Marked for Revenge
Emelie Schepp is rapidly securing her place as the master of the ensemble police procedural novel. Jana Berzelius, the Norrköping, Sweden public prosecutor who was introduced in MARKED FOR LIFE, is first among equals in what is projected to be a trilogy. But the supporting cast that surrounds Berzelius is every bit as interesting and riveting as she is.
MARKED FOR REVENGE, the second installment in the series, can stand alone, but it resolves questions left unanswered in the opening book and raises some possible issues --- both professional and personal --- for the third. Let’s deal with the professional first. The Norrköping police are confronted with a mystery when an airline from southeast Asia lands with a dead teenage girl from Thailand in the restroom. It quickly becomes evident that she had been functioning as a drug “mule” and died of an overdose when the capsules she had swallowed carrying the heroin she was smuggling dissolved prematurely. Another girl on the plane was also from Thailand but left abruptly before she could be questioned by police. Berzelius’ squad wants to talk to her, but she has gone missing and is being held captive by the local traffickers who ordered the shipment the two girls were carrying.
"Schepp always ensures that the reader never gets lost in the details of the plot or the characters, all of whom are memorable in their own ways.... You will want to make time to read MARKED FOR REVENGE in one sitting."
Meanwhile, a local man has been found murdered in his apartment. Unbeknownst to the department, he has a direct, if very momentary, tie to Berzelius, which she does not want the squad to be made aware of, since it would lead to other questions about her past that she is not prepared to answer.
Both cases slowly converge toward a shadowy drug kingpin known as The Old Man, who may not even exist but seems to be controlling the local drug trade. The squad has no idea how close the tentacles of the drug overload extend toward them, even as they deal with the sharp-elbowed relationships that exist among themselves professionally as well as outwardly into their personal lives. This is particularly true of Detective Inspector Mia Bolander, who is a walking train wreck in almost every aspect of her personal life. Bolander is such an interesting character --- in all of the worst possible ways --- that when she is absent from the narrative, the reader in a perverse way yearns for her return. Bolander, as with the rest of the cast, is given opportunities for redemption.
While the complexity of the plot meanders into the past and overshadows the present, Schepp always ensures that the reader never gets lost in the details of the plot or the characters, all of whom are memorable in their own ways.
You will want to make time to read MARKED FOR REVENGE in one sitting. The pages just fly by, what with two cases and the personal lives of several members of the squad moving into and out of the mix. Schepp --- through a fine and seamless translation by Suzanne Martin Cheadle --- keeps changing things up throughout the story while enabling Berzelius to pull a number of Houdini-type escapes for the purpose of keeping her personal history a secret from the team. Or most of it, anyway.
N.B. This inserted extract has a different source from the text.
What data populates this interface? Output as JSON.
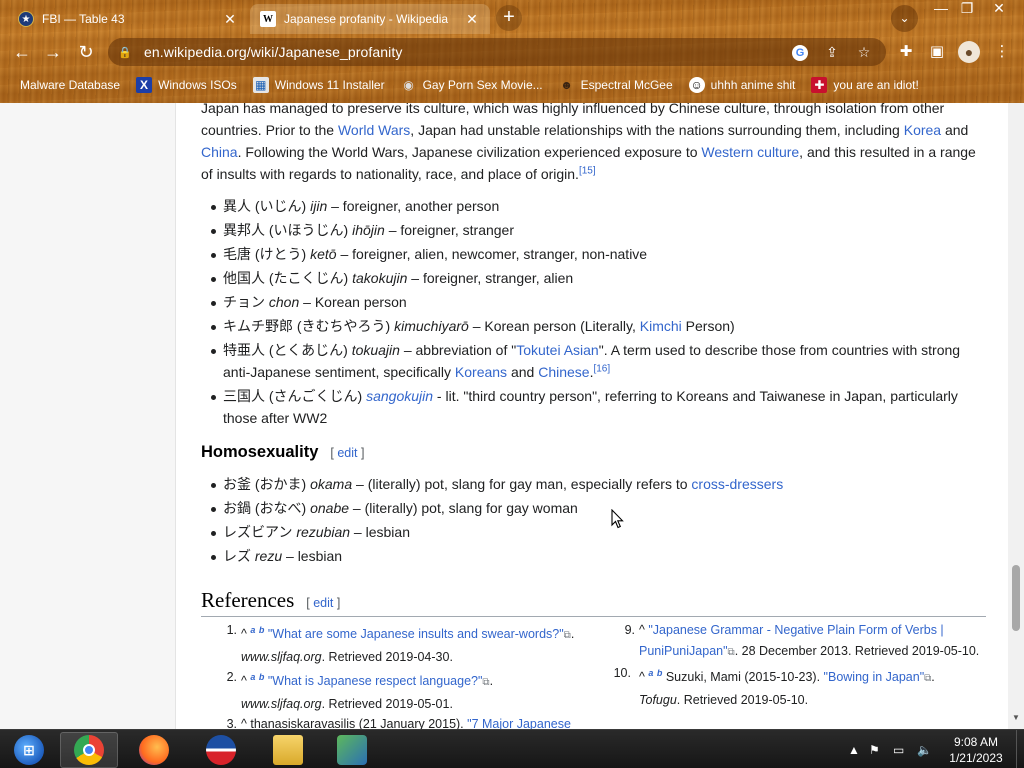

Whether Berzelius will continue to be successful in her efforts will ultimately be revealed in MARKED FOR DEATH, the final book in the trilogy. It will give Schepp’s growing audience something to look forward to.
Reviewed by Joe Hartlaub on March 2, 2017